◆ Problem statement ◆
Each line of the data that includes "JSON" must be copied.

◆ Entries supplied ◆
-----

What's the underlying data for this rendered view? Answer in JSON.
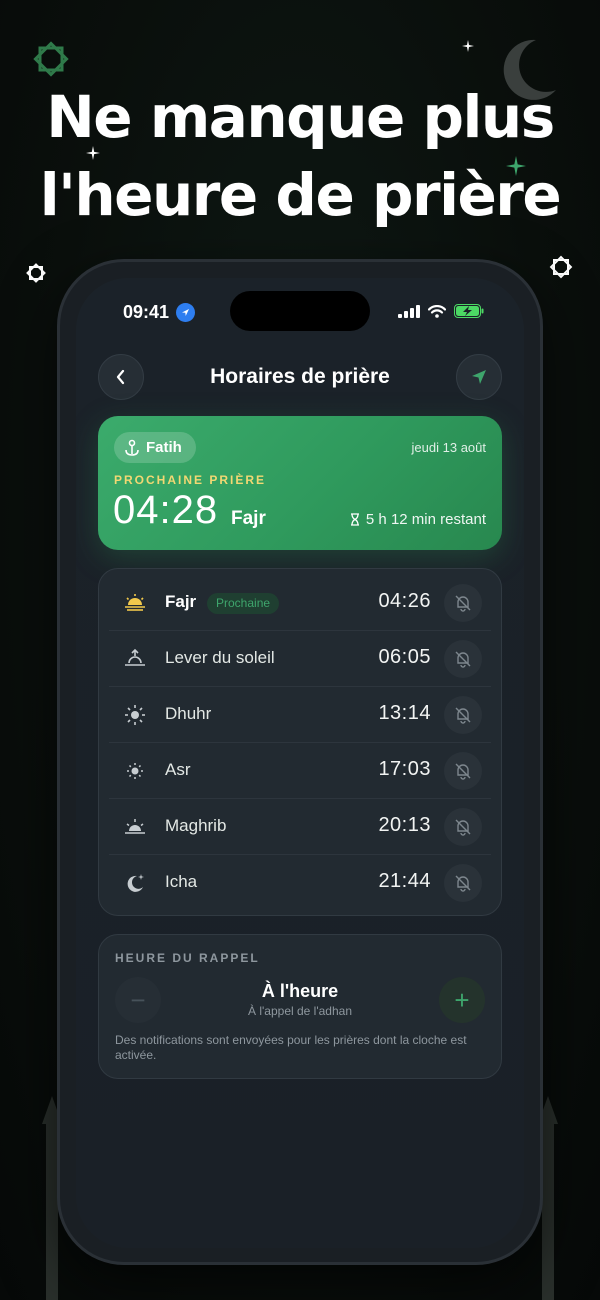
{
  "headline": {
    "line1": "Ne manque plus",
    "line2": "l'heure de prière"
  },
  "status_bar": {
    "time": "09:41"
  },
  "nav": {
    "title": "Horaires de prière"
  },
  "hero": {
    "location": "Fatih",
    "date": "jeudi 13 août",
    "label": "PROCHAINE PRIÈRE",
    "time": "04:28",
    "prayer": "Fajr",
    "remaining": "5 h 12 min restant"
  },
  "prayers": [
    {
      "name": "Fajr",
      "time": "04:26",
      "badge": "Prochaine",
      "icon": "sunrise-horizon-icon"
    },
    {
      "name": "Lever du soleil",
      "time": "06:05",
      "icon": "sunrise-icon"
    },
    {
      "name": "Dhuhr",
      "time": "13:14",
      "icon": "sun-icon"
    },
    {
      "name": "Asr",
      "time": "17:03",
      "icon": "sun-small-icon"
    },
    {
      "name": "Maghrib",
      "time": "20:13",
      "icon": "sunset-icon"
    },
    {
      "name": "Icha",
      "time": "21:44",
      "icon": "moon-stars-icon"
    }
  ],
  "reminder": {
    "label": "HEURE DU RAPPEL",
    "value": "À l'heure",
    "subtitle": "À l'appel de l'adhan",
    "note": "Des notifications sont envoyées pour les prières dont la cloche est activée.",
    "minus": "−",
    "plus": "+"
  },
  "colors": {
    "accent": "#3ea56c",
    "hero_gradient_start": "#3bab6c",
    "gold": "#f2d873",
    "background": "#0a0f0c"
  }
}
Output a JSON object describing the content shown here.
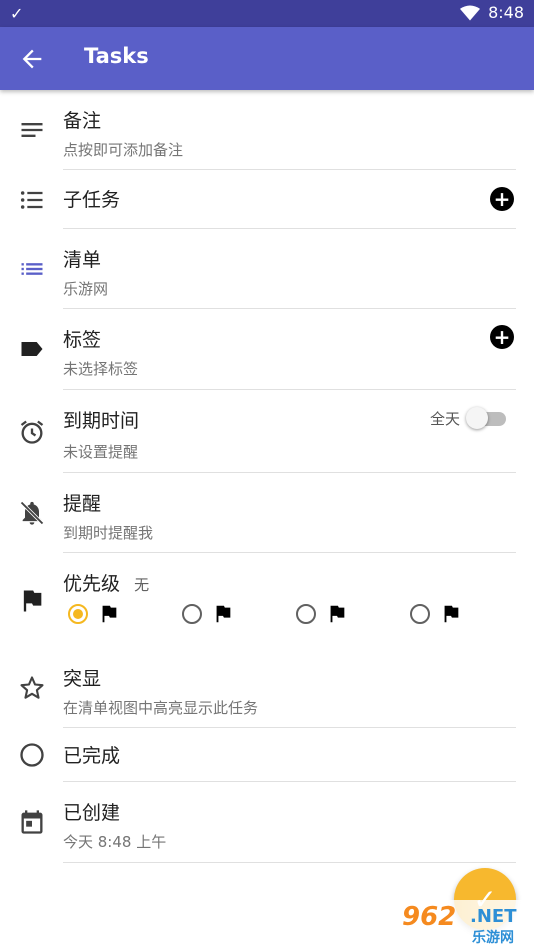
{
  "status_bar": {
    "time": "8:48"
  },
  "app_bar": {
    "title": "Tasks"
  },
  "rows": {
    "notes": {
      "title": "备注",
      "subtitle": "点按即可添加备注"
    },
    "subtasks": {
      "title": "子任务"
    },
    "list": {
      "title": "清单",
      "subtitle": "乐游网"
    },
    "tags": {
      "title": "标签",
      "subtitle": "未选择标签"
    },
    "due": {
      "title": "到期时间",
      "subtitle": "未设置提醒",
      "all_day_label": "全天",
      "all_day_on": false
    },
    "reminder": {
      "title": "提醒",
      "subtitle": "到期时提醒我"
    },
    "priority": {
      "title": "优先级",
      "value": "无",
      "selected_index": 0
    },
    "starred": {
      "title": "突显",
      "subtitle": "在清单视图中高亮显示此任务"
    },
    "completed": {
      "title": "已完成"
    },
    "created": {
      "title": "已创建",
      "subtitle": "今天 8:48 上午"
    }
  },
  "watermark": {
    "number": "962",
    "domain": ".NET",
    "name": "乐游网"
  },
  "colors": {
    "app_bar": "#5a5fc8",
    "status_bar": "#3f3f9a",
    "accent": "#f5b820",
    "list_icon": "#5a5fc8"
  }
}
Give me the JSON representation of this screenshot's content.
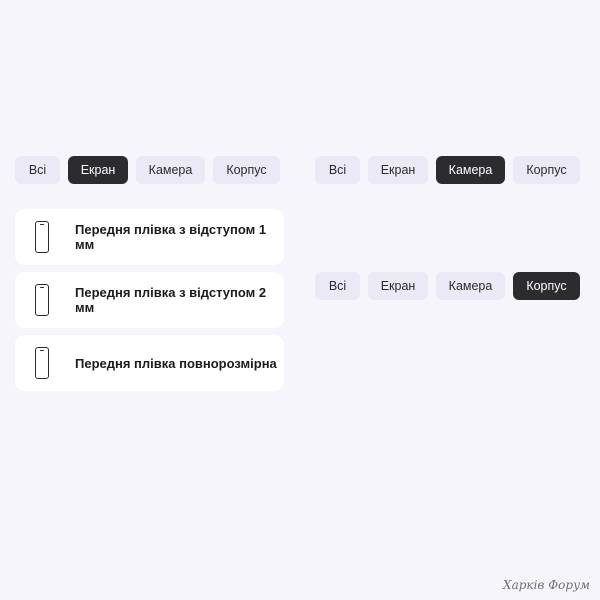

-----

◆ Exercise solution ◆
What's the underlying data for this rendered view? Answer in JSON.
Output a JSON object describing the content shown here.
Give me the JSON representation of this screenshot's content.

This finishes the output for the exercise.